START RECORD EXTRACTS
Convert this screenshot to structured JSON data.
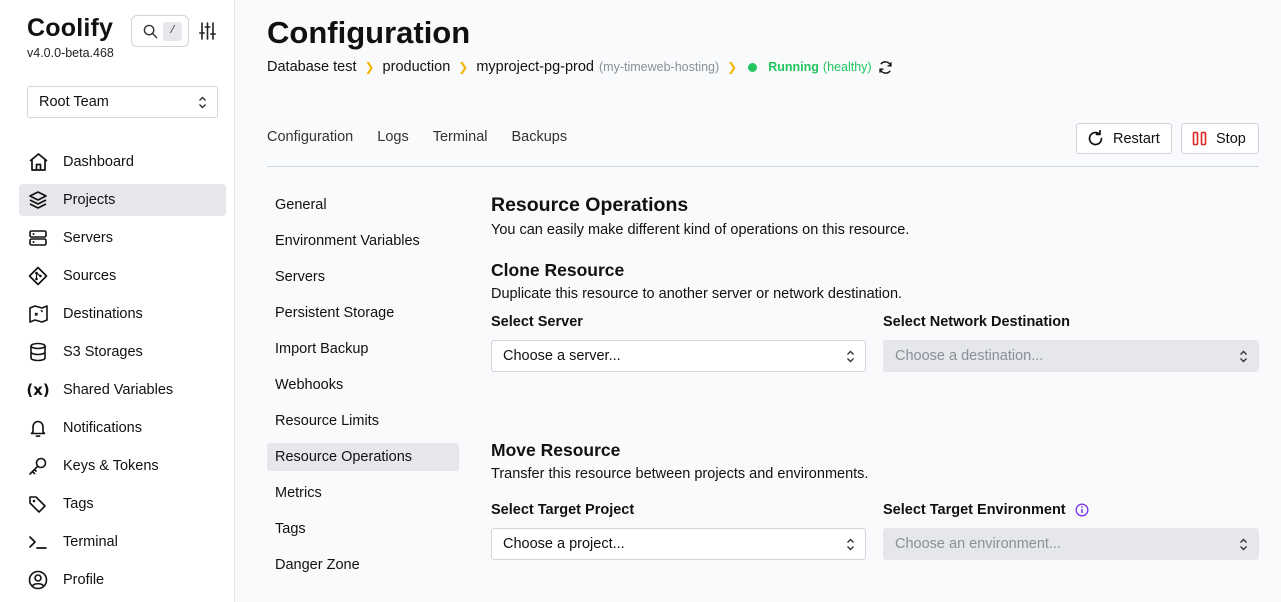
{
  "brand": {
    "name": "Coolify",
    "version": "v4.0.0-beta.468"
  },
  "search": {
    "shortcut": "/"
  },
  "team": {
    "selected": "Root Team"
  },
  "nav": [
    {
      "label": "Dashboard",
      "icon": "home-icon"
    },
    {
      "label": "Projects",
      "icon": "layers-icon",
      "active": true
    },
    {
      "label": "Servers",
      "icon": "server-icon"
    },
    {
      "label": "Sources",
      "icon": "git-icon"
    },
    {
      "label": "Destinations",
      "icon": "map-icon"
    },
    {
      "label": "S3 Storages",
      "icon": "database-icon"
    },
    {
      "label": "Shared Variables",
      "icon": "variable-icon"
    },
    {
      "label": "Notifications",
      "icon": "bell-icon"
    },
    {
      "label": "Keys & Tokens",
      "icon": "key-icon"
    },
    {
      "label": "Tags",
      "icon": "tag-icon"
    },
    {
      "label": "Terminal",
      "icon": "terminal-icon"
    },
    {
      "label": "Profile",
      "icon": "user-icon"
    }
  ],
  "page": {
    "title": "Configuration"
  },
  "breadcrumb": {
    "project": "Database test",
    "environment": "production",
    "resource": "myproject-pg-prod",
    "server": "(my-timeweb-hosting)",
    "status": "Running",
    "health": "(healthy)"
  },
  "tabs": [
    "Configuration",
    "Logs",
    "Terminal",
    "Backups"
  ],
  "actions": {
    "restart": "Restart",
    "stop": "Stop"
  },
  "subnav": [
    "General",
    "Environment Variables",
    "Servers",
    "Persistent Storage",
    "Import Backup",
    "Webhooks",
    "Resource Limits",
    "Resource Operations",
    "Metrics",
    "Tags",
    "Danger Zone"
  ],
  "subnav_active": "Resource Operations",
  "operations": {
    "title": "Resource Operations",
    "description": "You can easily make different kind of operations on this resource.",
    "clone": {
      "title": "Clone Resource",
      "description": "Duplicate this resource to another server or network destination.",
      "server_label": "Select Server",
      "server_placeholder": "Choose a server...",
      "destination_label": "Select Network Destination",
      "destination_placeholder": "Choose a destination..."
    },
    "move": {
      "title": "Move Resource",
      "description": "Transfer this resource between projects and environments.",
      "project_label": "Select Target Project",
      "project_placeholder": "Choose a project...",
      "environment_label": "Select Target Environment",
      "environment_placeholder": "Choose an environment..."
    }
  },
  "colors": {
    "status_green": "#22c55e",
    "breadcrumb_chevron": "#f5b50a",
    "info_purple": "#7c3aed",
    "stop_red": "#dc2626"
  }
}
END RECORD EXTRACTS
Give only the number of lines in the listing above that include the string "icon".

12